This most significant push in this trend came when Twitter switched their strategy to put more focus on live-streaming, which inspired Facebook to do the same. But both soon realized that the value of live-streaming is not in enabling regular users to broadcast, it's in getting regular users to watch more stuff, and to that end, they need quality content being uploaded on a regular basis.
This is why Facebook paid celebrities to broadcast exclusive content on Facebook Live, why Twitter has made deals with NFL, NBA and a range of other sporting codes to stream content. There have always been strong links between social media discussion and TV content - why not look to incorporate them and get those a share of the respective ad revenue such content can bring?
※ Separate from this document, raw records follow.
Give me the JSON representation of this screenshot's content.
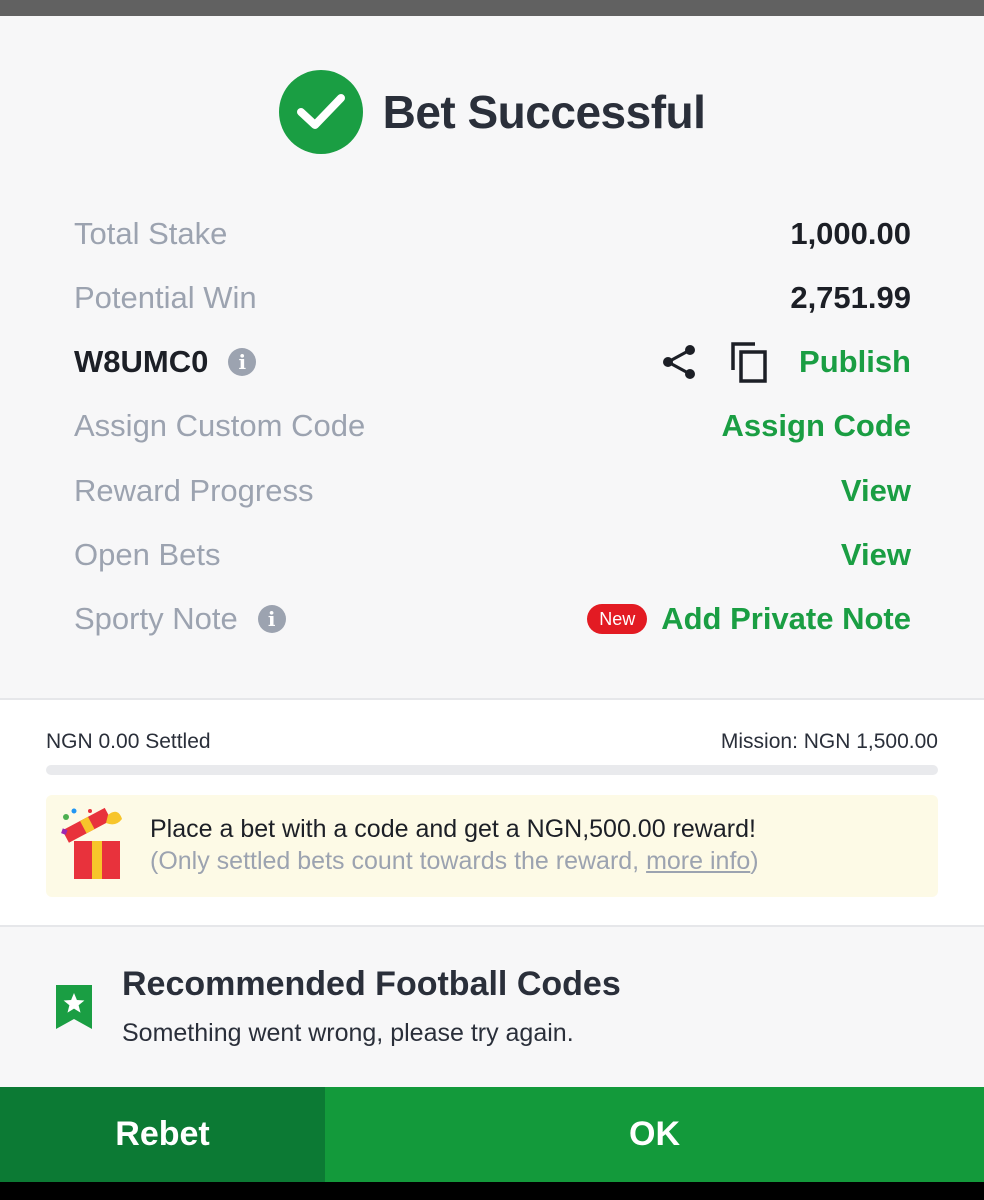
{
  "header": {
    "title": "Bet Successful"
  },
  "summary": {
    "total_stake_label": "Total Stake",
    "total_stake_value": "1,000.00",
    "potential_win_label": "Potential Win",
    "potential_win_value": "2,751.99",
    "booking_code": "W8UMC0",
    "publish_label": "Publish",
    "assign_custom_code_label": "Assign Custom Code",
    "assign_code_link": "Assign Code",
    "reward_progress_label": "Reward Progress",
    "reward_progress_link": "View",
    "open_bets_label": "Open Bets",
    "open_bets_link": "View",
    "sporty_note_label": "Sporty Note",
    "new_badge": "New",
    "add_private_note_link": "Add Private Note"
  },
  "mission": {
    "settled": "NGN 0.00 Settled",
    "target": "Mission: NGN 1,500.00",
    "progress_fraction": 0.0,
    "promo_main": "Place a bet with a code and get a NGN,500.00 reward!",
    "promo_sub_prefix": "(Only settled bets count towards the reward, ",
    "promo_more_info": "more info",
    "promo_sub_suffix": ")"
  },
  "recommended": {
    "title": "Recommended Football Codes",
    "message": "Something went wrong, please try again."
  },
  "footer": {
    "rebet_label": "Rebet",
    "ok_label": "OK"
  },
  "colors": {
    "accent_green": "#1a9e43",
    "dark_green": "#0c7a34",
    "badge_red": "#e31b23"
  },
  "icons": [
    "check-circle-icon",
    "info-icon",
    "share-icon",
    "copy-icon",
    "gift-icon",
    "bookmark-star-icon"
  ]
}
YouTube too has seen this shift. Back in 2015, YouTube announced YouTube Red, their subscription offering which enables users to pay to remove ads, while also giving them access to exclusive content and other features. But even before that, YouTube launched YouTube Kids as a means for parents to allow their children to browse and view YouTube content in a safer, more controlled way.
Now, on the second anniversary of the app, YouTube has announced the next phase of YouTube Kids, with a new slate of exclusive programming made especially for the app and to be made available via YouTube Red.
And additionally, as noted by YouTube:
"The fun doesn't stop there ... YouTube Kids is coming soon to Smart TVs. Parents and kids often enjoy watching their favorite family programming on a big screen, so it's a natural next step for the app to be available directly from the big screen in your home! The YouTube Kids app will be available soon for download on a number of internet-connected LG and Samsung Smart TVs."
This is not a major innovation in itself - users have been able to watch YouTube on web-connected TVs for some time - but it's still important to note, particularly from a habitual standpoint. Gone are the days where kids are brought up watching the morning cartoons - now, if they can't find anything to watch on traditional TV, they switch to YouTube, which is a trend being actively facilitated by this new integration.
The shift makes perfect sense, and it's also important to note that this is how kids are learning to watch TV, that soon it'll become an expectation that they can cast web content direct to their home TV sets, rather than settling for traditional, structured TV programming.
And your home TV is still hugely influential - as noted by the latest Mary Meeker internet trends report, while online media consumption is growing, TV still outstrips it for attention, and will for some time yet.
But online providers don't need to compete with TV directly, they can simply take it over - this is why Facebook's releasing a new TV app to get more people connected to Facebook video content on their main home screens, and you can expect Twitter to also be working on the same. And once online content becomes a genuine alternative to traditional media, the consumption shift will be fast, and significant.
This will provide digital platforms with a whole new range of options for reaching a wide audience, and advertisers with increasingly focused ad options with which to target TV viewers.
Starting with kids is a clever way for YouTube to facilitate habitual behavior and guide in that next shift.
It won't happen overnight, but this is an important trend that will have significant impacts for digital marketers.